__WORK TO COMPLETE__: Your answer must repeat the full listing, line for line.

__EXERCISE DATA__:
◇ ◇ ◇ ◇
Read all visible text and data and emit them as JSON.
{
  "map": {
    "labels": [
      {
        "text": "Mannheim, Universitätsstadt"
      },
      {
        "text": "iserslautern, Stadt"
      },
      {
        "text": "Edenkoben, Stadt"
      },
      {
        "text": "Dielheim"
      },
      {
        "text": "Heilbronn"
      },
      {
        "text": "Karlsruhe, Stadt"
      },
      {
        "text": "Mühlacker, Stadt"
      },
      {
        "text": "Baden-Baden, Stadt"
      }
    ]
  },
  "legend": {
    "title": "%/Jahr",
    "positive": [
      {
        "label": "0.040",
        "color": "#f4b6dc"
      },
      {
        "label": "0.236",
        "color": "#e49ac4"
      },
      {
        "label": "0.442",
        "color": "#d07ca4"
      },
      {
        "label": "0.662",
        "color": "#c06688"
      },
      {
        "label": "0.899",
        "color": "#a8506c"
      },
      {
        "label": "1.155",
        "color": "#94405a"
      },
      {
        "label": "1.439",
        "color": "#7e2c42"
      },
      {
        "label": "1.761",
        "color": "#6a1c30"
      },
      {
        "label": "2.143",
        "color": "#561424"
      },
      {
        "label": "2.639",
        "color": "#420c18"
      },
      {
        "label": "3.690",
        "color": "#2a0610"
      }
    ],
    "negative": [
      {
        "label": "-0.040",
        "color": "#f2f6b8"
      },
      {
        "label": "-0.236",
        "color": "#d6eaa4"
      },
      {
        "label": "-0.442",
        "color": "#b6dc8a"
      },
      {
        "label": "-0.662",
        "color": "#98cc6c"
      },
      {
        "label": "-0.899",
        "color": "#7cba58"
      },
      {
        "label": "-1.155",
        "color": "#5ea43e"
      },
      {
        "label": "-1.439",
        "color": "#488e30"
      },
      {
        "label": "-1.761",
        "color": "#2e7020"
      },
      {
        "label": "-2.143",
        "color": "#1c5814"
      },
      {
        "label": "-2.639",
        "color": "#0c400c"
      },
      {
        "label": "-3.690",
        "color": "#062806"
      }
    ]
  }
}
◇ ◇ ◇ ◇
__RESULT OF THE TASK__:
Read all visible text and data and emit them as JSON.
{
  "map": {
    "labels": [
      {
        "text": "Mannheim, Universitätsstadt"
      },
      {
        "text": "iserslautern, Stadt"
      },
      {
        "text": "Edenkoben, Stadt"
      },
      {
        "text": "Dielheim"
      },
      {
        "text": "Heilbronn"
      },
      {
        "text": "Karlsruhe, Stadt"
      },
      {
        "text": "Mühlacker, Stadt"
      },
      {
        "text": "Baden-Baden, Stadt"
      }
    ]
  },
  "legend": {
    "title": "%/Jahr",
    "positive": [
      {
        "label": "0.040",
        "color": "#f4b6dc"
      },
      {
        "label": "0.236",
        "color": "#e49ac4"
      },
      {
        "label": "0.442",
        "color": "#d07ca4"
      },
      {
        "label": "0.662",
        "color": "#c06688"
      },
      {
        "label": "0.899",
        "color": "#a8506c"
      },
      {
        "label": "1.155",
        "color": "#94405a"
      },
      {
        "label": "1.439",
        "color": "#7e2c42"
      },
      {
        "label": "1.761",
        "color": "#6a1c30"
      },
      {
        "label": "2.143",
        "color": "#561424"
      },
      {
        "label": "2.639",
        "color": "#420c18"
      },
      {
        "label": "3.690",
        "color": "#2a0610"
      }
    ],
    "negative": [
      {
        "label": "-0.040",
        "color": "#f2f6b8"
      },
      {
        "label": "-0.236",
        "color": "#d6eaa4"
      },
      {
        "label": "-0.442",
        "color": "#b6dc8a"
      },
      {
        "label": "-0.662",
        "color": "#98cc6c"
      },
      {
        "label": "-0.899",
        "color": "#7cba58"
      },
      {
        "label": "-1.155",
        "color": "#5ea43e"
      },
      {
        "label": "-1.439",
        "color": "#488e30"
      },
      {
        "label": "-1.761",
        "color": "#2e7020"
      },
      {
        "label": "-2.143",
        "color": "#1c5814"
      },
      {
        "label": "-2.639",
        "color": "#0c400c"
      },
      {
        "label": "-3.690",
        "color": "#062806"
      }
    ]
  }
}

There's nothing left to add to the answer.